[Start of section]

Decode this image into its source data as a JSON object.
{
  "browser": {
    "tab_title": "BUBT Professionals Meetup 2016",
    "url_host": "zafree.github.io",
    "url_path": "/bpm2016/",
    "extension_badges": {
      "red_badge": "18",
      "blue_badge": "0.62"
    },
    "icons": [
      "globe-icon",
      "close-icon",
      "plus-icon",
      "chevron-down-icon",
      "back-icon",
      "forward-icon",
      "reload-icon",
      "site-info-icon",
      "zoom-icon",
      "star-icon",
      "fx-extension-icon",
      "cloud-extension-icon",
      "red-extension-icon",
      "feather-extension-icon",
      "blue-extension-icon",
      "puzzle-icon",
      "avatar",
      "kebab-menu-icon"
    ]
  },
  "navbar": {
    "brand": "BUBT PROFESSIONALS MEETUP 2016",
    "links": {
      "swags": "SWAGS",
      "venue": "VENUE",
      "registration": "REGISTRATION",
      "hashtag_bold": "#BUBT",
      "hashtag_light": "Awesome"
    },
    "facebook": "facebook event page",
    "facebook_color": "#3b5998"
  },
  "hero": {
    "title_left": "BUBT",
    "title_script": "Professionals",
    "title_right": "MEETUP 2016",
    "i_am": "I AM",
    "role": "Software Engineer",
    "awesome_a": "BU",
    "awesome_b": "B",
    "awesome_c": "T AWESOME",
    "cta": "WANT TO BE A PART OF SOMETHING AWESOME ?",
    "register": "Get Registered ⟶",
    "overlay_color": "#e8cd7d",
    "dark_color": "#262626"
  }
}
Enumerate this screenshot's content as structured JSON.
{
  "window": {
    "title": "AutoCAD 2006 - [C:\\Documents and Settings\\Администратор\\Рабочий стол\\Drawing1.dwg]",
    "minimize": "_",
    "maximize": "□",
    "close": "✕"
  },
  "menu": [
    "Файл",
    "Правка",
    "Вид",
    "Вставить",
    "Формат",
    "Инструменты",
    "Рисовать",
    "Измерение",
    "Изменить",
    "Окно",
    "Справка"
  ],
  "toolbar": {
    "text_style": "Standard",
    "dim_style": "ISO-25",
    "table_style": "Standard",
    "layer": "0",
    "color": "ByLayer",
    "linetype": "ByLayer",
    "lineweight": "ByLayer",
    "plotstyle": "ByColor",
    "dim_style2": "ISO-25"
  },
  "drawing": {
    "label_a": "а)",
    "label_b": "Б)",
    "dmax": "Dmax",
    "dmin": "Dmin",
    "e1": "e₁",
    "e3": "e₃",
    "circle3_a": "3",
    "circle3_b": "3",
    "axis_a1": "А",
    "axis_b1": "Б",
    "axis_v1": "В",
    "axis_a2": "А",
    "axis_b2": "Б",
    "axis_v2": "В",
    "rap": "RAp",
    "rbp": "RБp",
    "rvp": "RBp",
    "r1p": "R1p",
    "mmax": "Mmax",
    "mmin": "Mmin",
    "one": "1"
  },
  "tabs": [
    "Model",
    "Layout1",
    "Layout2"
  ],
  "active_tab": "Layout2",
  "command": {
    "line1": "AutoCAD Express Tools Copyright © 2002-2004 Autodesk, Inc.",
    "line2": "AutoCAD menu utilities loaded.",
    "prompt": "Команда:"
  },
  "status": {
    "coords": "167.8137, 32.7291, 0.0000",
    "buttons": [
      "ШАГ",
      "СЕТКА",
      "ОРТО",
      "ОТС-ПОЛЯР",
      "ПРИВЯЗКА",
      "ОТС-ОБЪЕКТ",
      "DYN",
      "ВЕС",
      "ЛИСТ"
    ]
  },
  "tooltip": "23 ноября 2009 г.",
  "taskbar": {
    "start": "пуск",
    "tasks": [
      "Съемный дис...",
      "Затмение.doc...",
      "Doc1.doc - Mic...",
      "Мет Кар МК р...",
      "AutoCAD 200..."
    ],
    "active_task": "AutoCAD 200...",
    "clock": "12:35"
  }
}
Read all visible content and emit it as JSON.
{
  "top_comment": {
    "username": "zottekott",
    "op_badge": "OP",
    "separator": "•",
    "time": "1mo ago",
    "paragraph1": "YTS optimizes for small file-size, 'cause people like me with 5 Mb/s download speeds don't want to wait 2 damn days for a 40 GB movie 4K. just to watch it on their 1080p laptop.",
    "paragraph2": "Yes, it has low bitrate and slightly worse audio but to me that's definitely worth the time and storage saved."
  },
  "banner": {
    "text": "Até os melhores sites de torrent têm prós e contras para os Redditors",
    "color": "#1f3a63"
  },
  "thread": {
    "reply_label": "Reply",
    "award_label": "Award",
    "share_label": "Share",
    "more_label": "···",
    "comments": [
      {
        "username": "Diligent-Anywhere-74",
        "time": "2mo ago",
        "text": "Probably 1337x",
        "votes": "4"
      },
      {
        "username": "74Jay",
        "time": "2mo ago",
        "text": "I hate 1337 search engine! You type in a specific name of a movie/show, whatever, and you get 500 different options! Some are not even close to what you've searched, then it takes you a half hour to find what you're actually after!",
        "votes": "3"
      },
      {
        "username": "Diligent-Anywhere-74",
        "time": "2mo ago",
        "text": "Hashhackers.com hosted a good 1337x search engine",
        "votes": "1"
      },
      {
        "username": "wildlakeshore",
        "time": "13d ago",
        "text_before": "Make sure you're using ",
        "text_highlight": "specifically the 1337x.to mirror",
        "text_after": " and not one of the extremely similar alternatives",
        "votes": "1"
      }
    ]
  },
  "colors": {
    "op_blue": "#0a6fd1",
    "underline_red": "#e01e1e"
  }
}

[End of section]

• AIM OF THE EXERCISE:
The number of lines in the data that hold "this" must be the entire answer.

• ANSWER SECTION:
2